Before they made their legal challenge they stood to receive an single farm payment (SFP) of £6.40 an acre, whereas if their land were 399m, 99 centimetres and nine millimetres (or less) above sea level they would have received at least £64 per acre. In other words, for the sake of an extra one millimetre in height their SFP would have dropped by 90%.

This cannot be fair so I am pleased for Wales’ moorland farmers but wonder whether they have gone far enough with their legal challenge? Rather than simply arguing, as they did, that there was plenty of land below 400m that showed exactly the same farming characteristics as their moorland they should surely have made the case that the whole principle of a higher payment for lower land is rotten?

With the long standing less favoured area payments under threat what happened to the idea that taxpayers’ money spent on agriculture should be targeted at those sectors in most need? How on earth have we ended up in the position where a decoupled subsidy should be 90% higher for farmers on good quality lowland and grass and arable land than for the poor devils scraping around on thin uplands where farmers are trying to earn a living scratching at thin soils or chasing round a few scrawny sheep and cows?

How many times have we heard lectures from politicians of all parties, even from the leadership of the NFU, that English farmers need to learn to stand on their own two feet and live without subsidy? But at the same time they all support a system of subsidy that gives the most money to farmers on the best land.

On the back of the Welsh moorland farmers’ success it is time for the English to launch our own legal challenge. We must seek to create a fairer SFP. How about a simple system that would pay an additional £1 per acre subsidy for each metre that farmland rises above sea level. This would be very easy to administrate and would produce a fair result based on the very simple principle that the further one travelled uphill the harder it is to earn a living from farming so the more subsidy the farmer should receive.

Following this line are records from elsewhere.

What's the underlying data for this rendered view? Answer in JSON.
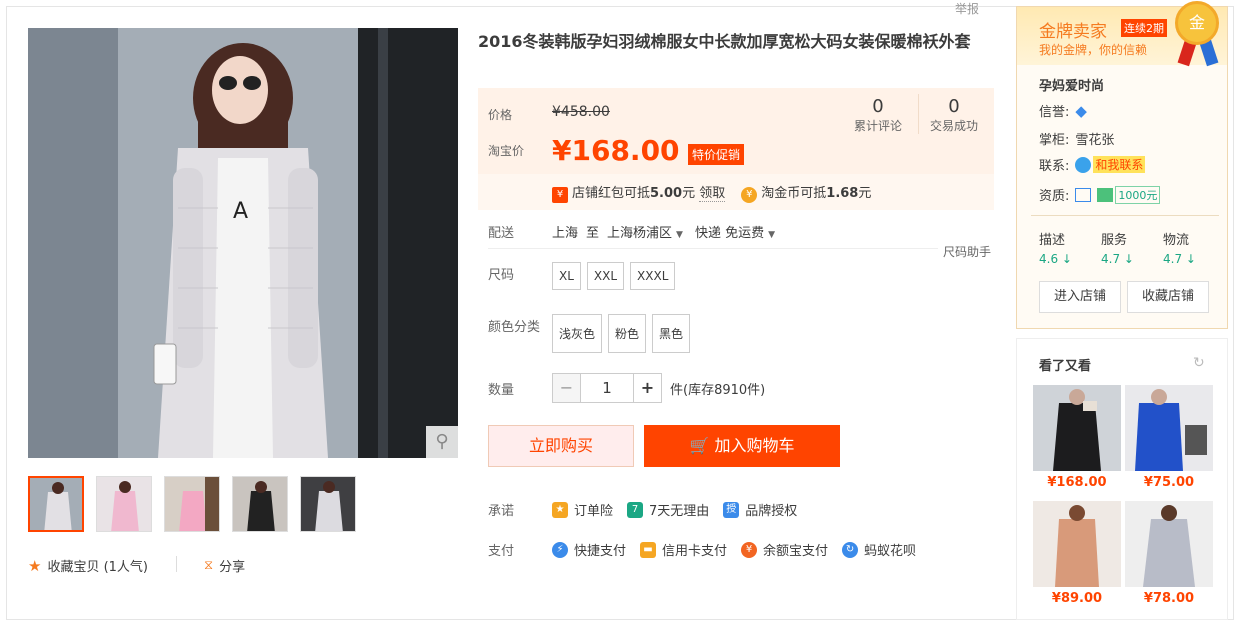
{
  "report": "举报",
  "product": {
    "title": "2016冬装韩版孕妇羽绒棉服女中长款加厚宽松大码女装保暖棉袄外套",
    "price_label": "价格",
    "original_price": "¥458.00",
    "tb_price_label": "淘宝价",
    "current_price": "¥168.00",
    "promo_badge": "特价促销",
    "reviews_count": "0",
    "reviews_label": "累计评论",
    "deals_count": "0",
    "deals_label": "交易成功",
    "coupon_icon": "red-envelope-icon",
    "coupon_text_pre": "店铺红包可抵",
    "coupon_amount": "5.00",
    "coupon_unit": "元",
    "coupon_claim": "领取",
    "coin_text_pre": "淘金币可抵",
    "coin_amount": "1.68",
    "coin_unit": "元",
    "delivery_label": "配送",
    "delivery_from": "上海",
    "delivery_to_word": "至",
    "delivery_to": "上海杨浦区",
    "shipping": "快递 免运费",
    "size_helper": "尺码助手",
    "size_label": "尺码",
    "sizes": [
      "XL",
      "XXL",
      "XXXL"
    ],
    "color_label": "颜色分类",
    "colors": [
      "浅灰色",
      "粉色",
      "黑色"
    ],
    "qty_label": "数量",
    "qty_minus": "−",
    "qty_value": "1",
    "qty_plus": "+",
    "stock_text": "件(库存8910件)",
    "buy_now": "立即购买",
    "add_cart": "加入购物车",
    "promise_label": "承诺",
    "promises": [
      "订单险",
      "7天无理由",
      "品牌授权"
    ],
    "pay_label": "支付",
    "payments": [
      "快捷支付",
      "信用卡支付",
      "余额宝支付",
      "蚂蚁花呗"
    ]
  },
  "gallery": {
    "favorite": "收藏宝贝 (1人气)",
    "share": "分享",
    "zoom_icon": "magnifier-icon"
  },
  "seller": {
    "gold_title": "金牌卖家",
    "streak": "连续2期",
    "gold_sub": "我的金牌，你的信赖",
    "medal": "金",
    "shop_name": "孕妈爱时尚",
    "credit_label": "信誉:",
    "keeper_label": "掌柜:",
    "keeper": "雪花张",
    "contact_label": "联系:",
    "contact": "和我联系",
    "qual_label": "资质:",
    "deposit": "1000元",
    "ratings": [
      {
        "name": "描述",
        "score": "4.6"
      },
      {
        "name": "服务",
        "score": "4.7"
      },
      {
        "name": "物流",
        "score": "4.7"
      }
    ],
    "enter_shop": "进入店铺",
    "fav_shop": "收藏店铺"
  },
  "also_viewed": {
    "title": "看了又看",
    "items": [
      {
        "price": "¥168.00"
      },
      {
        "price": "¥75.00"
      },
      {
        "price": "¥89.00"
      },
      {
        "price": "¥78.00"
      }
    ]
  }
}
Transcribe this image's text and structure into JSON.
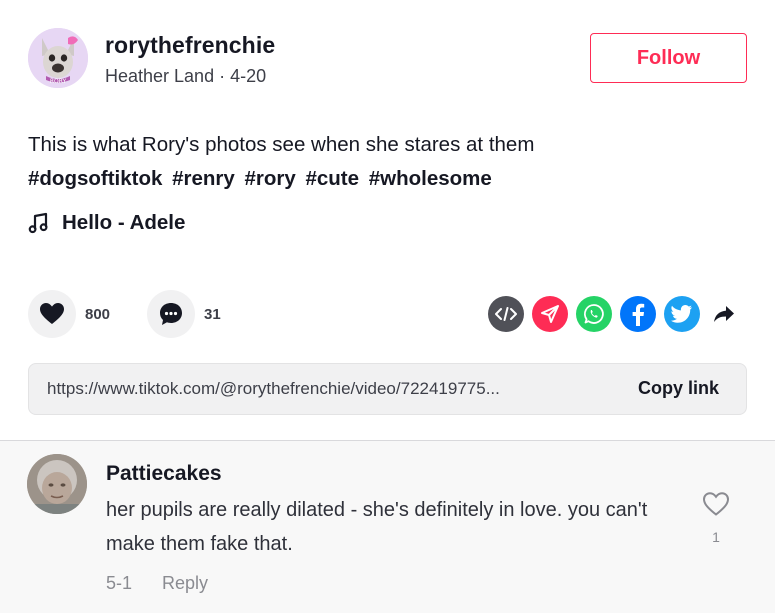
{
  "post": {
    "username": "rorythefrenchie",
    "author": "Heather Land",
    "date": "4-20",
    "subtitle": "Heather Land · 4-20",
    "follow_label": "Follow",
    "description": "This is what Rory's photos see when she stares at them",
    "hashtags": [
      "#dogsoftiktok",
      "#renry",
      "#rory",
      "#cute",
      "#wholesome"
    ],
    "music": "Hello - Adele",
    "avatar_badge_text": "RORY"
  },
  "actions": {
    "likes": "800",
    "comments": "31",
    "share_icons": [
      "embed-icon",
      "send-icon",
      "whatsapp-icon",
      "facebook-icon",
      "twitter-icon",
      "share-arrow-icon"
    ]
  },
  "link": {
    "url": "https://www.tiktok.com/@rorythefrenchie/video/722419775...",
    "copy_label": "Copy link"
  },
  "comments": [
    {
      "author": "Pattiecakes",
      "text": "her pupils are really dilated - she's definitely in love. you can't make them fake that.",
      "date": "5-1",
      "reply_label": "Reply",
      "likes": "1"
    }
  ],
  "colors": {
    "accent": "#fe2c55",
    "text": "#161823",
    "muted": "#8a8b91",
    "panel": "#f1f1f2",
    "whatsapp": "#25d366",
    "facebook": "#0075fa",
    "twitter": "#1da1f2",
    "embed": "#505158"
  }
}
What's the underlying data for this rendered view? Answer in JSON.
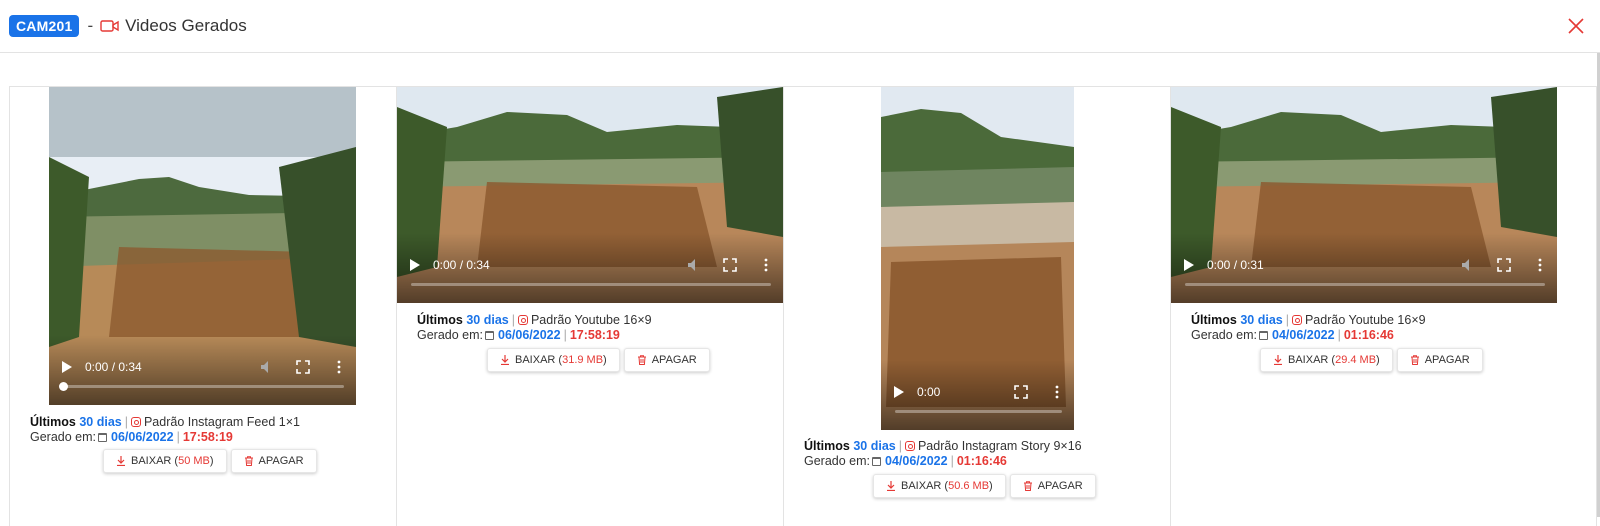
{
  "header": {
    "camera_badge": "CAM201",
    "separator": "-",
    "title": "Videos Gerados"
  },
  "videos": [
    {
      "time": "0:00 / 0:34",
      "period_prefix": "Últimos",
      "period_value": "30 dias",
      "format": "Padrão Instagram Feed 1×1",
      "generated_label": "Gerado em:",
      "date": "06/06/2022",
      "clock": "17:58:19",
      "download_label": "BAIXAR (",
      "size": "50 MB",
      "download_close": ")",
      "delete_label": "APAGAR",
      "progress": 0
    },
    {
      "time": "0:00 / 0:34",
      "period_prefix": "Últimos",
      "period_value": "30 dias",
      "format": "Padrão Youtube 16×9",
      "generated_label": "Gerado em:",
      "date": "06/06/2022",
      "clock": "17:58:19",
      "download_label": "BAIXAR (",
      "size": "31.9 MB",
      "download_close": ")",
      "delete_label": "APAGAR",
      "progress": 0
    },
    {
      "time": "0:00",
      "period_prefix": "Últimos",
      "period_value": "30 dias",
      "format": "Padrão Instagram Story 9×16",
      "generated_label": "Gerado em:",
      "date": "04/06/2022",
      "clock": "01:16:46",
      "download_label": "BAIXAR (",
      "size": "50.6 MB",
      "download_close": ")",
      "delete_label": "APAGAR",
      "progress": 0
    },
    {
      "time": "0:00 / 0:31",
      "period_prefix": "Últimos",
      "period_value": "30 dias",
      "format": "Padrão Youtube 16×9",
      "generated_label": "Gerado em:",
      "date": "04/06/2022",
      "clock": "01:16:46",
      "download_label": "BAIXAR (",
      "size": "29.4 MB",
      "download_close": ")",
      "delete_label": "APAGAR",
      "progress": 0
    }
  ],
  "colors": {
    "accent_blue": "#1a73e8",
    "accent_red": "#e53935"
  }
}
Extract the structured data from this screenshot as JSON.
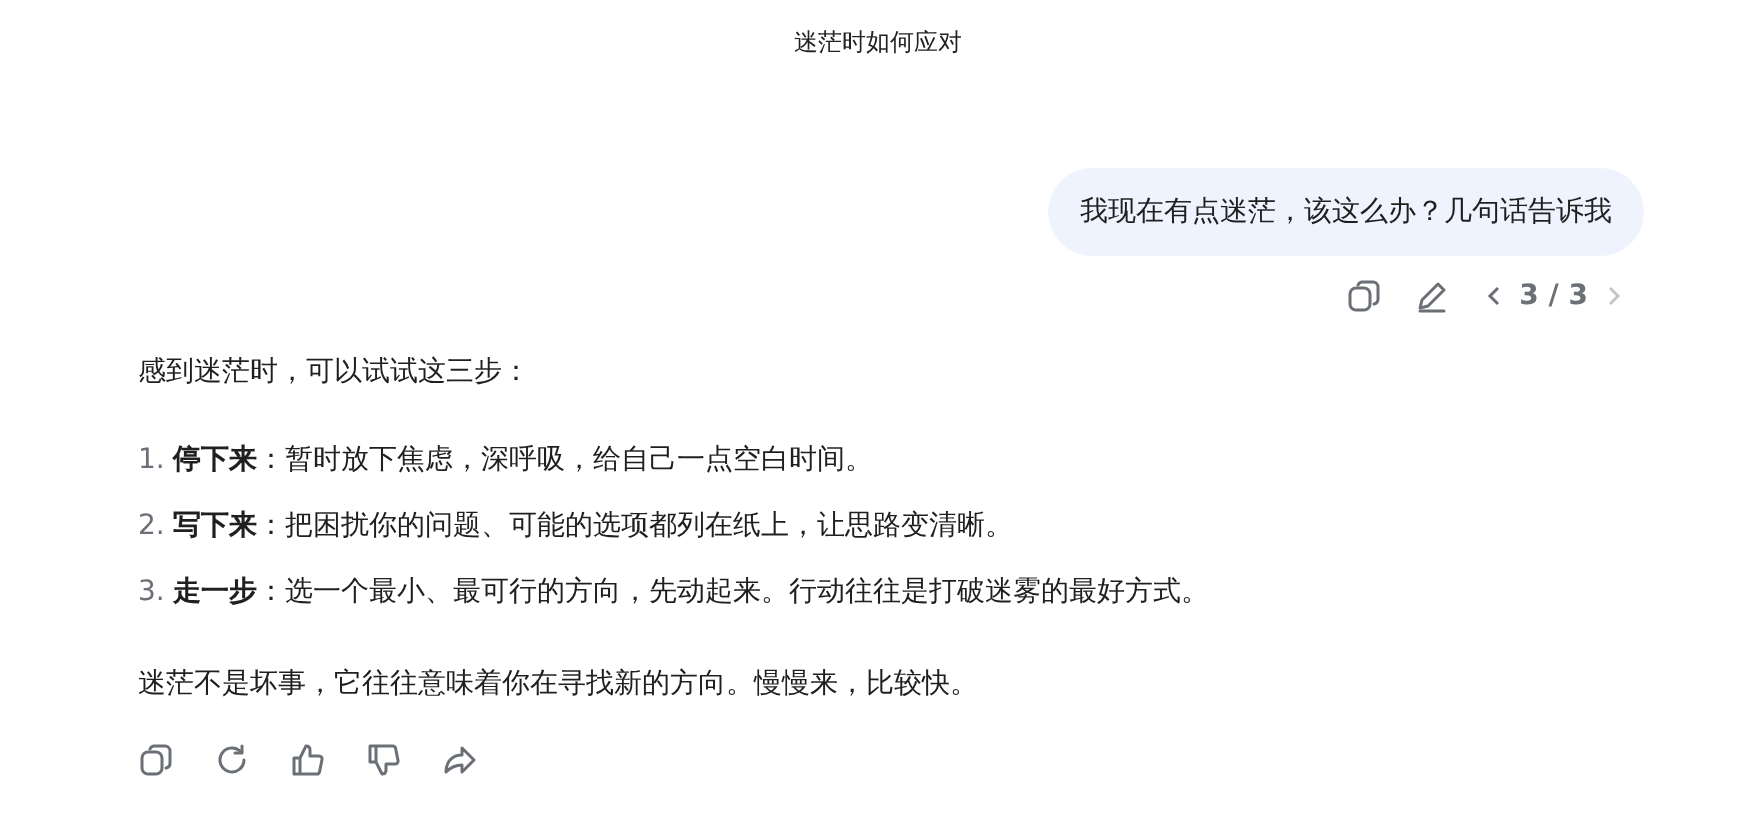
{
  "title": "迷茫时如何应对",
  "user_message": {
    "text": "我现在有点迷茫，该这么办？几句话告诉我",
    "pager": "3 / 3"
  },
  "reply": {
    "intro": "感到迷茫时，可以试试这三步：",
    "steps": [
      {
        "number": "1.",
        "text": "**停下来**：暂时放下焦虑，深呼吸，给自己一点空白时间。"
      },
      {
        "number": "2.",
        "text": "**写下来**：把困扰你的问题、可能的选项都列在纸上，让思路变清晰。"
      },
      {
        "number": "3.",
        "text": "**走一步**：选一个最小、最可行的方向，先动起来。行动往往是打破迷雾的最好方式。"
      }
    ],
    "closing": "迷茫不是坏事，它往往意味着你在寻找新的方向。慢慢来，比较快。"
  }
}
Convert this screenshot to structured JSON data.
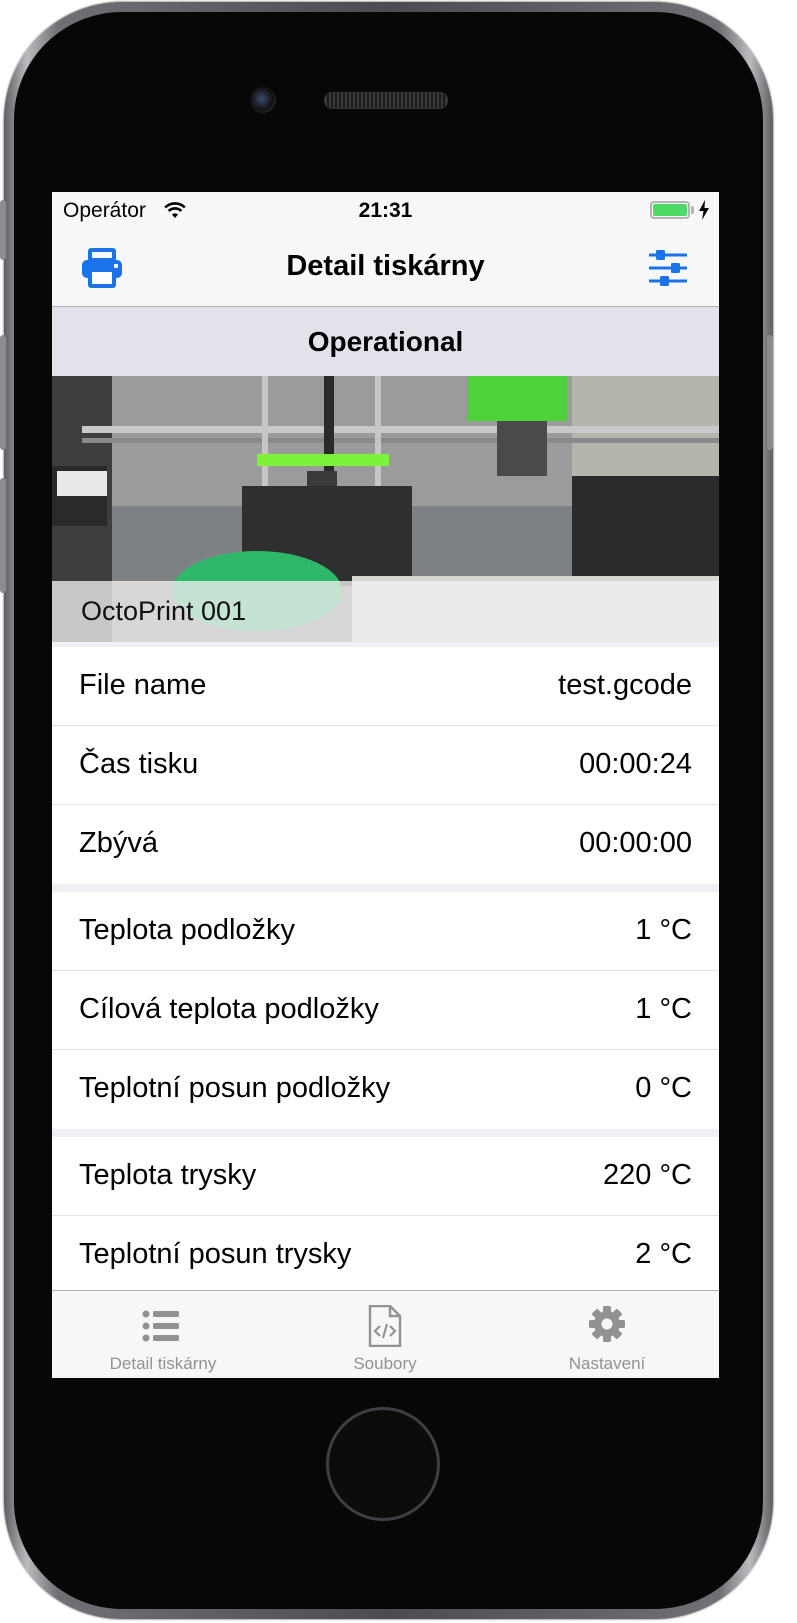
{
  "status_bar": {
    "carrier": "Operátor",
    "time": "21:31",
    "battery_color": "#4cd964"
  },
  "nav": {
    "title": "Detail tiskárny",
    "left_icon": "printer-icon",
    "right_icon": "sliders-icon",
    "accent_color": "#1a73e8"
  },
  "printer_state": "Operational",
  "webcam": {
    "printer_name": "OctoPrint 001"
  },
  "sections": [
    {
      "rows": [
        {
          "label": "File name",
          "value": "test.gcode"
        },
        {
          "label": "Čas tisku",
          "value": "00:00:24"
        },
        {
          "label": "Zbývá",
          "value": "00:00:00"
        }
      ]
    },
    {
      "rows": [
        {
          "label": "Teplota podložky",
          "value": "1 °C"
        },
        {
          "label": "Cílová teplota podložky",
          "value": "1 °C"
        },
        {
          "label": "Teplotní posun podložky",
          "value": "0 °C"
        }
      ]
    },
    {
      "rows": [
        {
          "label": "Teplota trysky",
          "value": "220 °C"
        },
        {
          "label": "Teplotní posun trysky",
          "value": "2 °C"
        }
      ]
    }
  ],
  "tabs": [
    {
      "label": "Detail tiskárny",
      "icon": "list-icon"
    },
    {
      "label": "Soubory",
      "icon": "code-file-icon"
    },
    {
      "label": "Nastavení",
      "icon": "gear-icon"
    }
  ]
}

Better still, farmers on the very best land in East Anglia, like the black fen, would be levied a charge of £1 per acre for each metre below sea level that the land lies – just for the privilege of farming it.

Let us hope that my sense of egalitarianism strikes a chord with DEFRA and one day it forms the basis of how the SFP is distributed in England. And please rest assured that my proposal stems from a deep sense of what is fair and proper and has nothing to do with the fact that my farm sits perched right on top of the South Downs.